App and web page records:
****************
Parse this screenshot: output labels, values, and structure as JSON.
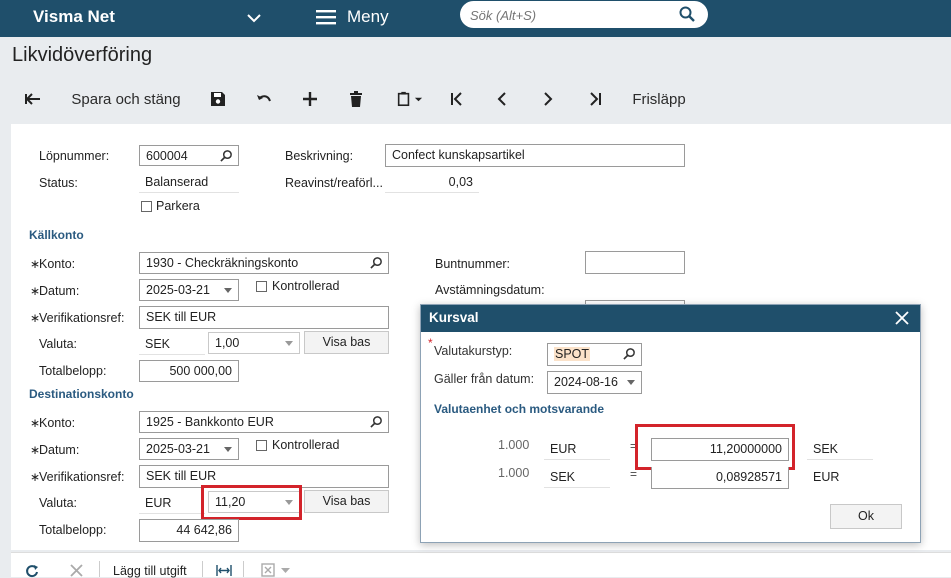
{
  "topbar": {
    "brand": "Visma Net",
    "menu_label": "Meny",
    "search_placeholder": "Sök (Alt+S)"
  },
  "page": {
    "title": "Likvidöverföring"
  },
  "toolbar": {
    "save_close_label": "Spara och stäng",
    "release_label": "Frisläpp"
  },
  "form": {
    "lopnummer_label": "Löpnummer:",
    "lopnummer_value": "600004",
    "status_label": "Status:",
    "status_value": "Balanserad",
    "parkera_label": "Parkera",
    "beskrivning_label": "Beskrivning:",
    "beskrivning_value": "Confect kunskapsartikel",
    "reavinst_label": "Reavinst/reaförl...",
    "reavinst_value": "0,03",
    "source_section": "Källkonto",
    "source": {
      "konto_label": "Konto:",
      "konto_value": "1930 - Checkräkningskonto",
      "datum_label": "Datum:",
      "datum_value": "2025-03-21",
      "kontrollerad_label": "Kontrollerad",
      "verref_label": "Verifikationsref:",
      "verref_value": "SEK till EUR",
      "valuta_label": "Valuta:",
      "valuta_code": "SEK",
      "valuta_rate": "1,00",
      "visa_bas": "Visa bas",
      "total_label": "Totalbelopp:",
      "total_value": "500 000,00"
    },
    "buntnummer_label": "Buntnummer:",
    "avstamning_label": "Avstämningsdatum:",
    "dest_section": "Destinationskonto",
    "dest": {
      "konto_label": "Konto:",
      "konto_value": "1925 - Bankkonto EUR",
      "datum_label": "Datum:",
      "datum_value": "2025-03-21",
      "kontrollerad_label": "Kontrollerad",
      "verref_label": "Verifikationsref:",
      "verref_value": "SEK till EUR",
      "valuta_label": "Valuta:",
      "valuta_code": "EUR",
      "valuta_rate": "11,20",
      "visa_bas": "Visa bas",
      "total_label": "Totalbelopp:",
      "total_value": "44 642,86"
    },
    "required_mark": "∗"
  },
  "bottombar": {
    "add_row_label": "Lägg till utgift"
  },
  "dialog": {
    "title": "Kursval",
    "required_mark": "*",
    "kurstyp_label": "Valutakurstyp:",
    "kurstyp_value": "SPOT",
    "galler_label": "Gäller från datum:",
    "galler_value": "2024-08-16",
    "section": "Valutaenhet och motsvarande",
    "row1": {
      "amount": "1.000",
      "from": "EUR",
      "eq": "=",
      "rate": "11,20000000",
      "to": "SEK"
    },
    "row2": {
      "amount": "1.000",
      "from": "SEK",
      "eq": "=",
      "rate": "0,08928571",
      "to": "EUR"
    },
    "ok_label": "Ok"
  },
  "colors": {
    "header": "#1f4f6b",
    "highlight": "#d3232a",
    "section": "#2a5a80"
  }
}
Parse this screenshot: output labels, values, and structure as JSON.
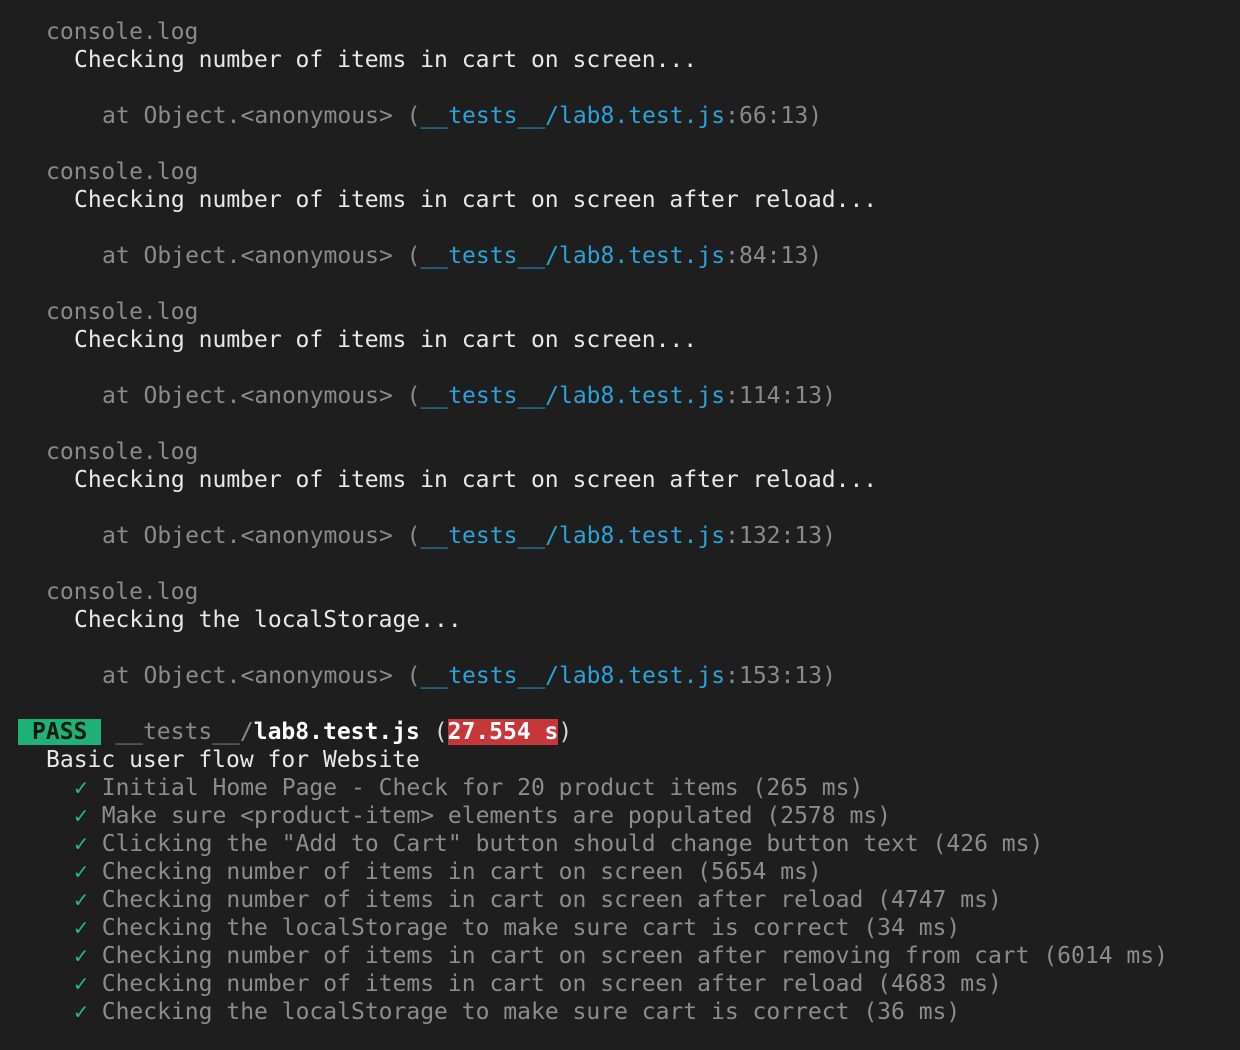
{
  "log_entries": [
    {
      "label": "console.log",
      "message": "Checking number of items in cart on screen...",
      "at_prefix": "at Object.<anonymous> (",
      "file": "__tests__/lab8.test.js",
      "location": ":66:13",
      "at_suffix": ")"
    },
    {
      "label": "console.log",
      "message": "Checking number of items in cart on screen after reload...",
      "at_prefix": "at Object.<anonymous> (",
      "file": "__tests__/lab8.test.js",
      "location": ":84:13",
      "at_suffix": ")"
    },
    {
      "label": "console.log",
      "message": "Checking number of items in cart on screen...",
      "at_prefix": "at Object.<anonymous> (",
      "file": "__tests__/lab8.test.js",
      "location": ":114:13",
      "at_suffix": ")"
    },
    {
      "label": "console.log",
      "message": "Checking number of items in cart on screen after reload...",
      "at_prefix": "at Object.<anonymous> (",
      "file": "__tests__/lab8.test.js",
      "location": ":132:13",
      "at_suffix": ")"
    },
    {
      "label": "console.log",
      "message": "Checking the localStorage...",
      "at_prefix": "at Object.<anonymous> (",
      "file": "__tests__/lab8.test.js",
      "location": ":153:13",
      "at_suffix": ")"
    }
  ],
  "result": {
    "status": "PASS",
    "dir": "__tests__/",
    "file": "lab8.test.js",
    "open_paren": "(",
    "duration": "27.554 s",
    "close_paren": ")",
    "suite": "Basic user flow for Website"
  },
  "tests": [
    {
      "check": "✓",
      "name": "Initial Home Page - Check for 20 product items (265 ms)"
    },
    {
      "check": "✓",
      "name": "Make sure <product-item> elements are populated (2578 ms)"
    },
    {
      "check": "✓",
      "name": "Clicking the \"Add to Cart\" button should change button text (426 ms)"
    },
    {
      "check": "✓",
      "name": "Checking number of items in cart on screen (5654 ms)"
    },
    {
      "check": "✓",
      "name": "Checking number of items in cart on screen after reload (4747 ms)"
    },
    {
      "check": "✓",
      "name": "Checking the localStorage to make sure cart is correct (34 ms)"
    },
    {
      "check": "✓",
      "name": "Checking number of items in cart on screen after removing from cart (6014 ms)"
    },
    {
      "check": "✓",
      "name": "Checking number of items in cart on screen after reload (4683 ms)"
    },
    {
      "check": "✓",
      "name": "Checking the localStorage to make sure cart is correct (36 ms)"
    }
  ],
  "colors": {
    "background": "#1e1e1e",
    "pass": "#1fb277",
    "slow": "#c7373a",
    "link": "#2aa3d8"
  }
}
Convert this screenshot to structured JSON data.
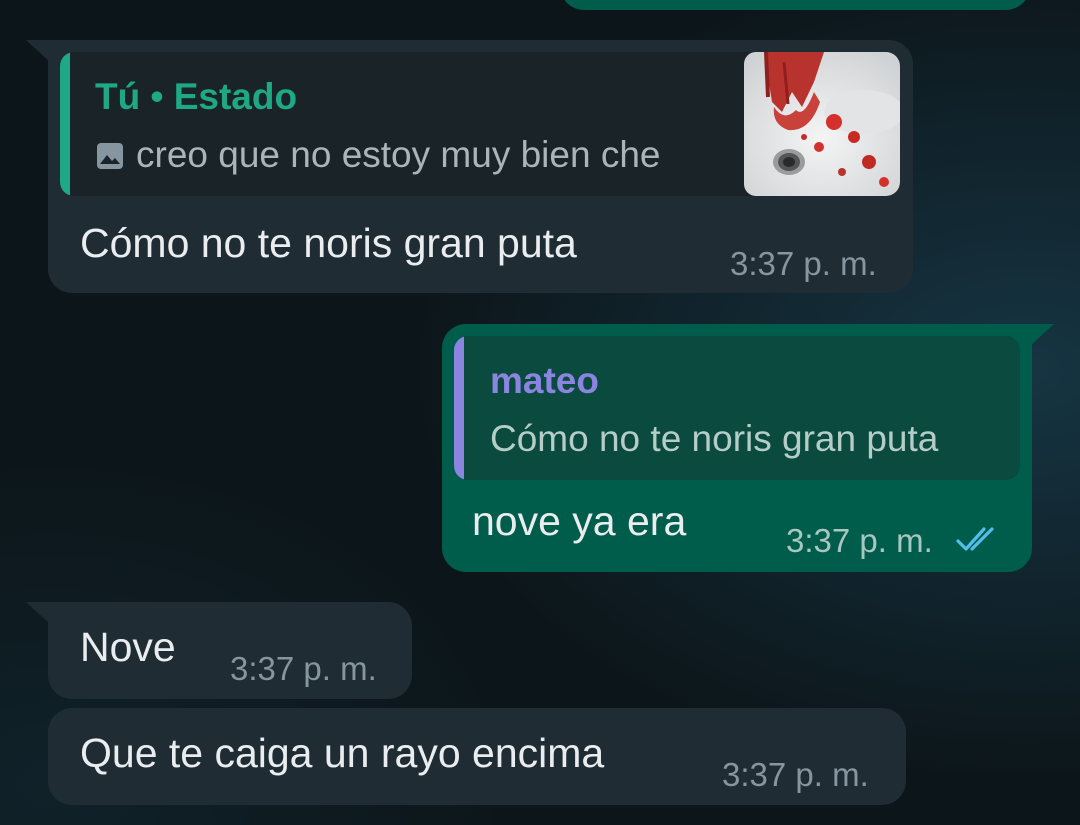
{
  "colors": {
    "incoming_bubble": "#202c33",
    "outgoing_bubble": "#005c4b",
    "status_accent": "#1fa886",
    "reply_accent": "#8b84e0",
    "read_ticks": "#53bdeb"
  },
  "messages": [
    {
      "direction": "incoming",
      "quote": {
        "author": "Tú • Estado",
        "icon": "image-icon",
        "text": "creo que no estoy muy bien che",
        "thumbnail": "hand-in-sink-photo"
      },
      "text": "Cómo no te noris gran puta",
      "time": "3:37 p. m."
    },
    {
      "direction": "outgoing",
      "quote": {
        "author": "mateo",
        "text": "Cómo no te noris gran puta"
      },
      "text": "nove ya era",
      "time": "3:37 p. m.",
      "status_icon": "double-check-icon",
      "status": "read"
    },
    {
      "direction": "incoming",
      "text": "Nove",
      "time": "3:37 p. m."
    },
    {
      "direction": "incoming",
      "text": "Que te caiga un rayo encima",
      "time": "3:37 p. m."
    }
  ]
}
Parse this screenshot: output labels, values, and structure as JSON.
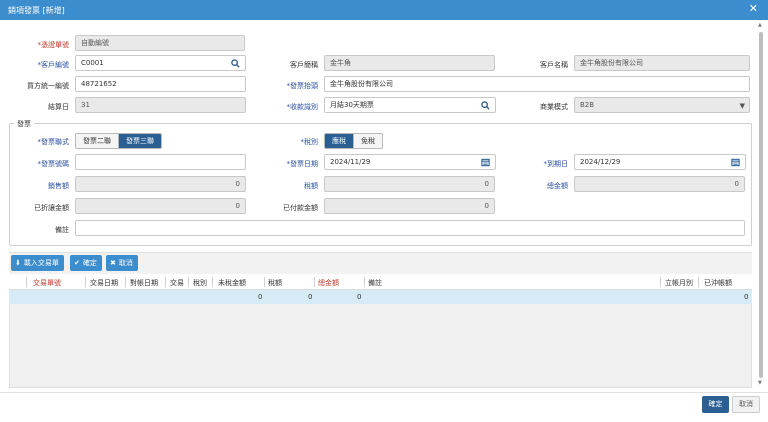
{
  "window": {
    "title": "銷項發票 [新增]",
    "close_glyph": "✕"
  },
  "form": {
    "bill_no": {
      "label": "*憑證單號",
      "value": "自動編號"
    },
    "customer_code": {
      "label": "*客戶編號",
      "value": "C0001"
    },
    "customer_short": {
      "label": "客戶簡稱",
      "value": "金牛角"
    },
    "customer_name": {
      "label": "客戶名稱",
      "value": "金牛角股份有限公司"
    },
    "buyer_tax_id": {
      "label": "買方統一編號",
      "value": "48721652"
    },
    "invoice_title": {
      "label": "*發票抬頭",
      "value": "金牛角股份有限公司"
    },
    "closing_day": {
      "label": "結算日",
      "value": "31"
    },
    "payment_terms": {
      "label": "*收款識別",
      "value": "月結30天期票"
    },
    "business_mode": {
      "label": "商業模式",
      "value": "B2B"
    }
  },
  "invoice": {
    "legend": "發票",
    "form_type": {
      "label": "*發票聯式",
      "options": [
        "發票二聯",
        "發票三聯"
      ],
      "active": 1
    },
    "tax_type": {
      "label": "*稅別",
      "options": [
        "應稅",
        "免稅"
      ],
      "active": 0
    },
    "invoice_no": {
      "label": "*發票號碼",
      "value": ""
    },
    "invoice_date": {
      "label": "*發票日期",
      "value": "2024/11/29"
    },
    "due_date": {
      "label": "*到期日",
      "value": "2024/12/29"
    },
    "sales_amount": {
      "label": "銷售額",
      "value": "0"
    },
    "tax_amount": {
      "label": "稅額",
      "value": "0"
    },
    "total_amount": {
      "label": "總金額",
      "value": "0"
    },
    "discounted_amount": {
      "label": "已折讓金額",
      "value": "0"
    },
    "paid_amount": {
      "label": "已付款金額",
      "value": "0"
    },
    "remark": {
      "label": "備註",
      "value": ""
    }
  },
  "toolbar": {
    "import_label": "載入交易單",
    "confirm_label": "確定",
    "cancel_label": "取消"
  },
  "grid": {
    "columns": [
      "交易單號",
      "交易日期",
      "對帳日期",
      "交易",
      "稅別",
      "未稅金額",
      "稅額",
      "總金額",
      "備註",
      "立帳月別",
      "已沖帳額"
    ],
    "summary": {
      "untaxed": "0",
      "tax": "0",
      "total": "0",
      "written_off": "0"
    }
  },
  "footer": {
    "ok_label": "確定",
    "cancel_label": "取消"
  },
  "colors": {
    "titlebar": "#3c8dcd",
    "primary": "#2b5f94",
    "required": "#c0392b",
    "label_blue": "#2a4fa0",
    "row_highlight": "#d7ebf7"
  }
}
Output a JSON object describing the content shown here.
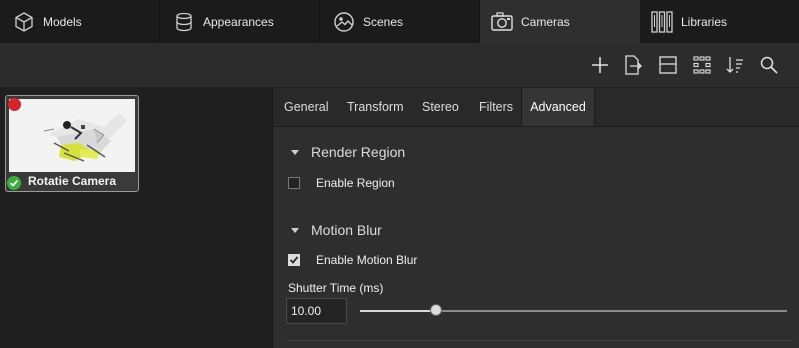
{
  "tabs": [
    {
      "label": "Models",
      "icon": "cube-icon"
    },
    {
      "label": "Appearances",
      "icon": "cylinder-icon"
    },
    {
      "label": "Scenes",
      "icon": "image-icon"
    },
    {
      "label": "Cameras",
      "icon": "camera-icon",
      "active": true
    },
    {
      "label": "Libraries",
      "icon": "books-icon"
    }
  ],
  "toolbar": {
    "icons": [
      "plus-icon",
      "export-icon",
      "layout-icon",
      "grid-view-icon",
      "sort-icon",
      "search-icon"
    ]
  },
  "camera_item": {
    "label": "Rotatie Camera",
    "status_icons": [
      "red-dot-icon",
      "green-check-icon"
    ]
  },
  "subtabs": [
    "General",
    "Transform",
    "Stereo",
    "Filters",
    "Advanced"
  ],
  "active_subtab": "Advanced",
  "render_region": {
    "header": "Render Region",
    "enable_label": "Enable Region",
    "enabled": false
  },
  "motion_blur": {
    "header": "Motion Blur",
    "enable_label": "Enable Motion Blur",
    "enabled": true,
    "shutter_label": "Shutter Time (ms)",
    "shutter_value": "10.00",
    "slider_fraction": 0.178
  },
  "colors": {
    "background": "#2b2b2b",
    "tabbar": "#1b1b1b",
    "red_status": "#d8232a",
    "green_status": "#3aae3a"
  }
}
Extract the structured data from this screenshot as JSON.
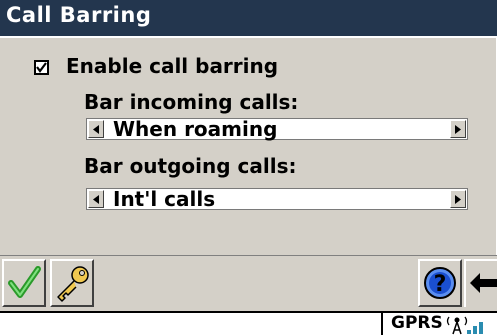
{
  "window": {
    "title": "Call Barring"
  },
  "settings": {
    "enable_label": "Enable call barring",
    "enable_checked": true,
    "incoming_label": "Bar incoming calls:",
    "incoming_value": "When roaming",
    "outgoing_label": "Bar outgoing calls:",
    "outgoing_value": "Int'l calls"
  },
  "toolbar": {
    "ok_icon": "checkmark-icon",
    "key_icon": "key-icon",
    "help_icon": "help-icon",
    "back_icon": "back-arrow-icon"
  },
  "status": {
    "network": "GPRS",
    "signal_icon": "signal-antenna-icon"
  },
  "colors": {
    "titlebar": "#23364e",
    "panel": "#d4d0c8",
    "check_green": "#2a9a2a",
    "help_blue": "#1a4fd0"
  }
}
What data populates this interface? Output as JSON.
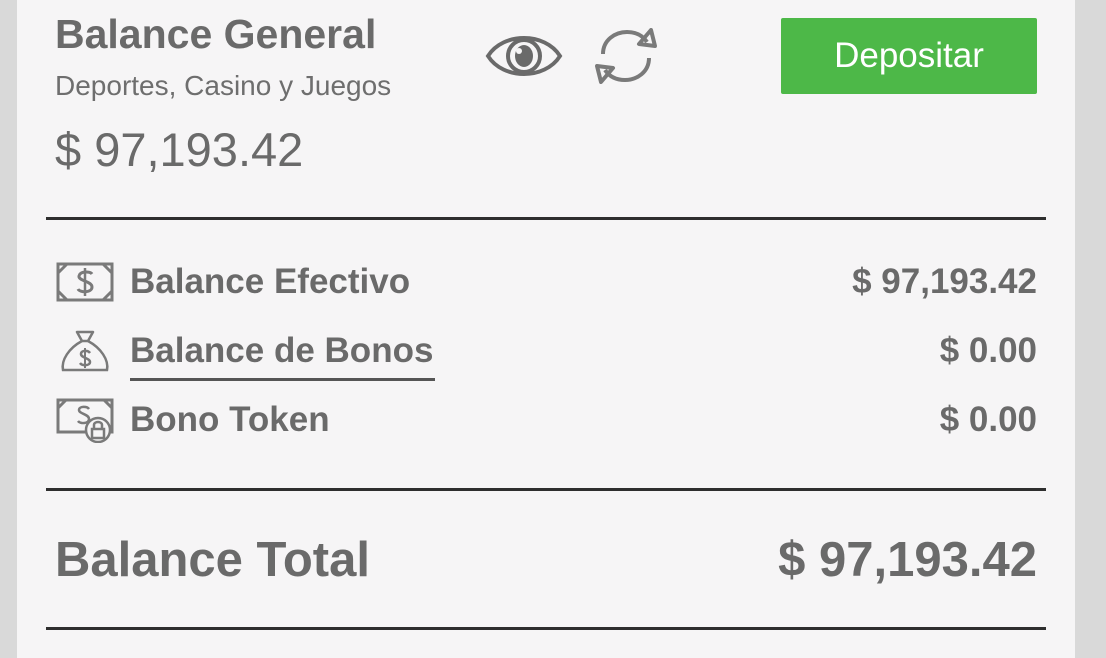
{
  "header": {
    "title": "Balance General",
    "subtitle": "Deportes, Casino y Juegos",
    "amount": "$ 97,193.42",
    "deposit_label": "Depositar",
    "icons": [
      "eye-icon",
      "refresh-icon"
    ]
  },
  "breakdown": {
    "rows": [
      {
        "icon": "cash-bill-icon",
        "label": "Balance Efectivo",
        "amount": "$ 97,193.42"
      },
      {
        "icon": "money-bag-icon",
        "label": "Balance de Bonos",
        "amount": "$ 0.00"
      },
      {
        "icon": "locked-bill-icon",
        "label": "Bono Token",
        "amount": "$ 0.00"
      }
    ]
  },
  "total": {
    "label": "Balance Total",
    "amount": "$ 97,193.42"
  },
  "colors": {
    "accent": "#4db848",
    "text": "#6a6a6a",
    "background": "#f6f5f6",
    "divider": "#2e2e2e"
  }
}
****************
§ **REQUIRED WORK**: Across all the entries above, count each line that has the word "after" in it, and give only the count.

§ **EXERCISE RESULT**: 5